WASHINGTON - The number of U.S. troops diagnosed by the military with post-traumatic stress disorder jumped nearly 50 percent in 2007 over the previous year, as more of them served lengthy and repeated combat tours in Iraq and Afghanistan, Pentagon data released yesterday show.
The increase brings to nearly 40,000 the total number of U.S. troops diagnosed by the military with PTSD after serving in one of the two conflicts from 2003 to 2007.
The vast majority served in the Army, which had a total of 28,365 cases, including more than 10,000 last year.

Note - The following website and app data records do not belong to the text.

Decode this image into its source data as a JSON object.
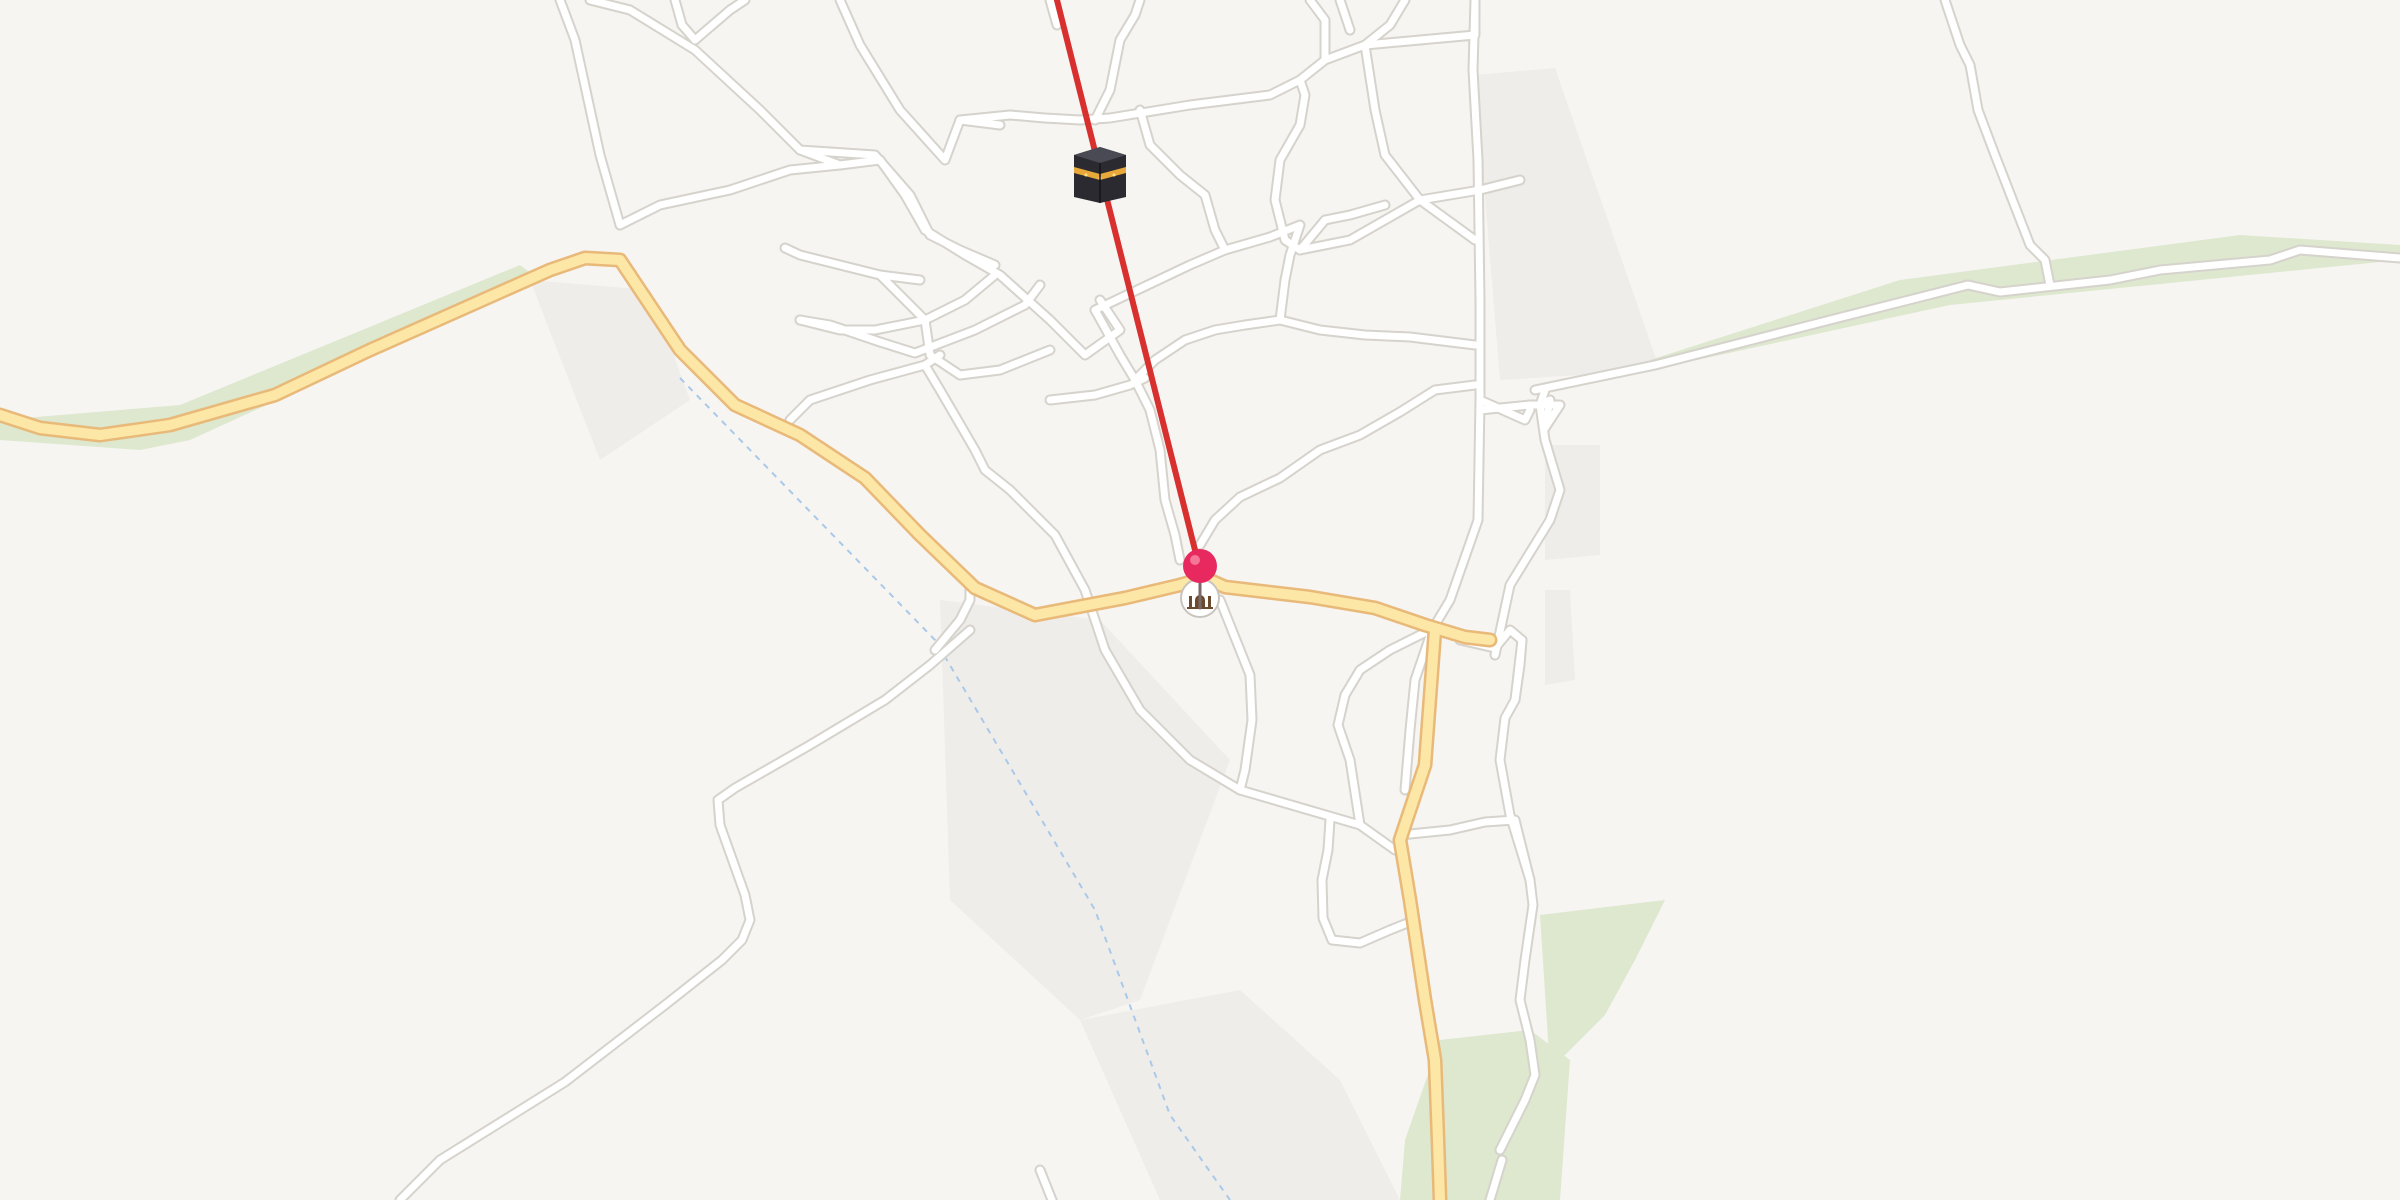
{
  "map": {
    "colors": {
      "background": "#f7f5f2",
      "minor_road": "#ffffff",
      "main_road": "#fde7a6",
      "park": "#dde8cf",
      "route_line": "#d8302f",
      "pin": "#e8295f"
    },
    "markers": [
      {
        "name": "kaaba-marker",
        "icon": "kaaba-icon",
        "label": ""
      },
      {
        "name": "mosque-marker",
        "icon": "mosque-icon",
        "label": ""
      },
      {
        "name": "location-pin",
        "icon": "map-pin-icon",
        "label": ""
      }
    ],
    "route": {
      "icon": "qibla-direction-line"
    }
  }
}
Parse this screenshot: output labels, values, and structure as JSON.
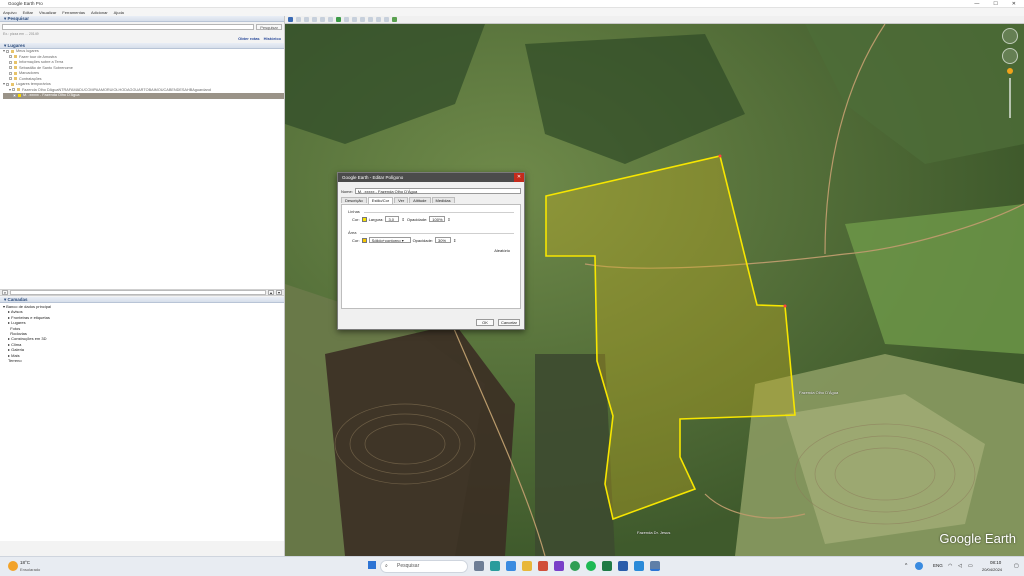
{
  "window": {
    "title": "Google Earth Pro",
    "controls": [
      "—",
      "☐",
      "✕"
    ]
  },
  "menu": [
    "Arquivo",
    "Editar",
    "Visualizar",
    "Ferramentas",
    "Adicionar",
    "Ajuda"
  ],
  "search": {
    "header": "Pesquisar",
    "placeholder": "",
    "button": "Pesquisar",
    "hint": "Ex.: pizza em ... 20149",
    "links": [
      "Obter rotas",
      "Histórico"
    ]
  },
  "places": {
    "header": "Lugares",
    "rows": [
      "Meus lugares",
      "Fazer tour de Amostra",
      "Informações sobre a Terra",
      "Sebastião de Santo Sobrenome",
      "Marcadores",
      "Contratações",
      "Lugares temporários",
      "Fazenda Olho DAguaNTRAFAMADUCOMPAAMORUIOLHODAGGUARTOBAIMOUCABENDESAHBAguardand",
      "M. .xxxxx - Fazenda Olho D'Água"
    ]
  },
  "layers": {
    "header": "Camadas",
    "rows": [
      "Banco de dados principal",
      "Avisos",
      "Fronteiras e etiquetas",
      "Lugares",
      "Fotos",
      "Rodovias",
      "Construções em 3D",
      "Clima",
      "Galeria",
      "Mais",
      "Terreno"
    ]
  },
  "dialog": {
    "title": "Google Earth - Editar Polígono",
    "name_label": "Nome:",
    "name_value": "M. .xxxxx - Fazenda Olho D'Água",
    "tabs": [
      "Descrição",
      "Estilo/Cor",
      "Ver",
      "Altitude",
      "Medidas"
    ],
    "active_tab": "Estilo/Cor",
    "lines_label": "Linhas",
    "line_color_label": "Cor:",
    "line_width_label": "Largura:",
    "line_width_value": "3,0",
    "line_opacity_label": "Opacidade:",
    "line_opacity_value": "100%",
    "area_label": "Área",
    "area_color_label": "Cor:",
    "area_fill_value": "Sólido+contorno",
    "area_opacity_label": "Opacidade:",
    "area_opacity_value": "30%",
    "random_button": "Aleatório",
    "ok": "OK",
    "cancel": "Cancelar",
    "line_color": "#f7e100",
    "area_color": "#f7c700"
  },
  "map": {
    "place_label": "Fazenda Olho D'Água",
    "bottom_label": "Fazenda Dr. Jesus",
    "brand": "Google Earth",
    "polygon_color": "#f7e600"
  },
  "taskbar": {
    "weather_temp": "18°C",
    "weather_text": "Ensolarado",
    "search_placeholder": "Pesquisar",
    "lang": "ENG",
    "time": "08:10",
    "date": "20/04/2024"
  }
}
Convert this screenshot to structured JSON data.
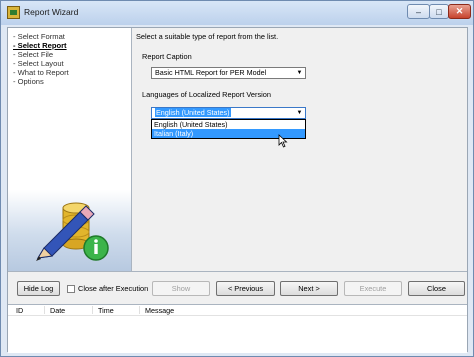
{
  "window": {
    "title": "Report Wizard",
    "min_glyph": "‒",
    "max_glyph": "□",
    "close_glyph": "✕"
  },
  "steps": [
    {
      "label": "- Select Format",
      "active": false
    },
    {
      "label": "- Select Report",
      "active": true
    },
    {
      "label": "- Select File",
      "active": false
    },
    {
      "label": "- Select Layout",
      "active": false
    },
    {
      "label": "- What to Report",
      "active": false
    },
    {
      "label": "- Options",
      "active": false
    }
  ],
  "main": {
    "instruction": "Select a suitable type of report from the list.",
    "caption_label": "Report Caption",
    "caption_value": "Basic HTML Report for PER Model",
    "language_label": "Languages of Localized Report Version",
    "language_value": "English (United States)",
    "language_options": [
      {
        "label": "English (United States)",
        "highlighted": false
      },
      {
        "label": "Italian (Italy)",
        "highlighted": true
      }
    ]
  },
  "buttons": {
    "hide_log": "Hide Log",
    "close_after": "Close after Execution",
    "show": "Show",
    "previous": "< Previous",
    "next": "Next >",
    "execute": "Execute",
    "close": "Close"
  },
  "log": {
    "columns": [
      "ID",
      "Date",
      "Time",
      "Message"
    ]
  },
  "colors": {
    "highlight": "#3399ff",
    "title_bg": "#bcd1ec"
  },
  "icons": [
    "app-icon",
    "pencil-icon",
    "database-icon",
    "info-icon",
    "dropdown-arrow-icon",
    "mouse-cursor-icon"
  ]
}
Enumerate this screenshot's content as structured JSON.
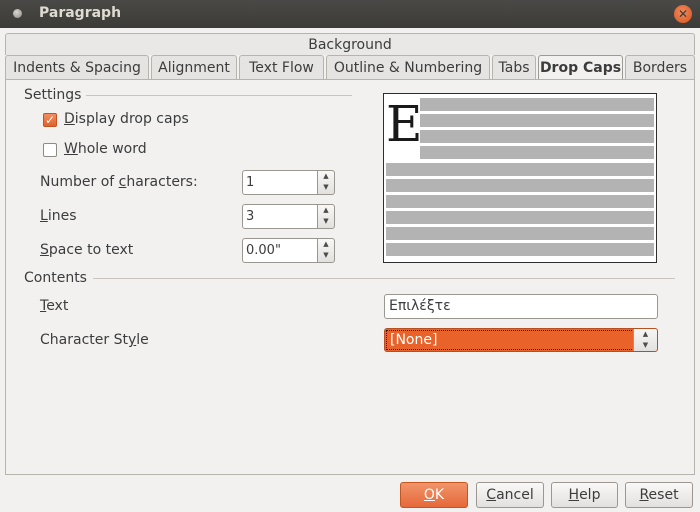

The Marines had the second-highest number, with 5,581 total and 2,114 last year.
The Air Force and Navy had fewer than 1,000 cases each last year, according to the data from the Office of the Surgeon General on a chart released by the Army.
Military officials cautioned that the numbers represent only a small fraction of all service members who have the disorder, because not included are those diagnosed by the Veterans Administration or civilian caregivers, and those who avoid seeking care out of concern that they will face stigma and hurt their careers.
"We're in our infancy right now of fully knowing what the extent of this is," Lt. Gen. Eric Schoomaker, the Army surgeon general, told defense reporters yesterday.
Service members with PTSD often feel constantly under threat, experience nightmares or intrusive thoughts in which they relive the horrors of losing comrades or being wounded in combat, and grow emotionally numb, leading their intimate relationships to suffer.
The military, like the country as a whole, faces a shortage of specialized health personnel to treat the growing ranks of troops with the disorder.
"As a nation . . . our mental-health facilities and access to mental-health providers is not adequate for the need right now," Schoomaker said. The Army was seeking to narrow the gap, he said, and had hired 180 of a planned 300 additional mental-health specialists.
The incidence of PTSD grew last year as more U.S. troops were exposed to combat - with force levels reaching more than 170,000 in Iraq and 27,000 in Afghanistan.
Also contributing were a lengthening of war-zone rotations from 12 months to 15, and the rise in the number of troops serving repeated tours, which sharply increases the likelihood troops will experience PTSD symptoms.
The military's ability to track the cases has also improved with the creation of an electronic medical-care record system in 2004, Schoomaker said.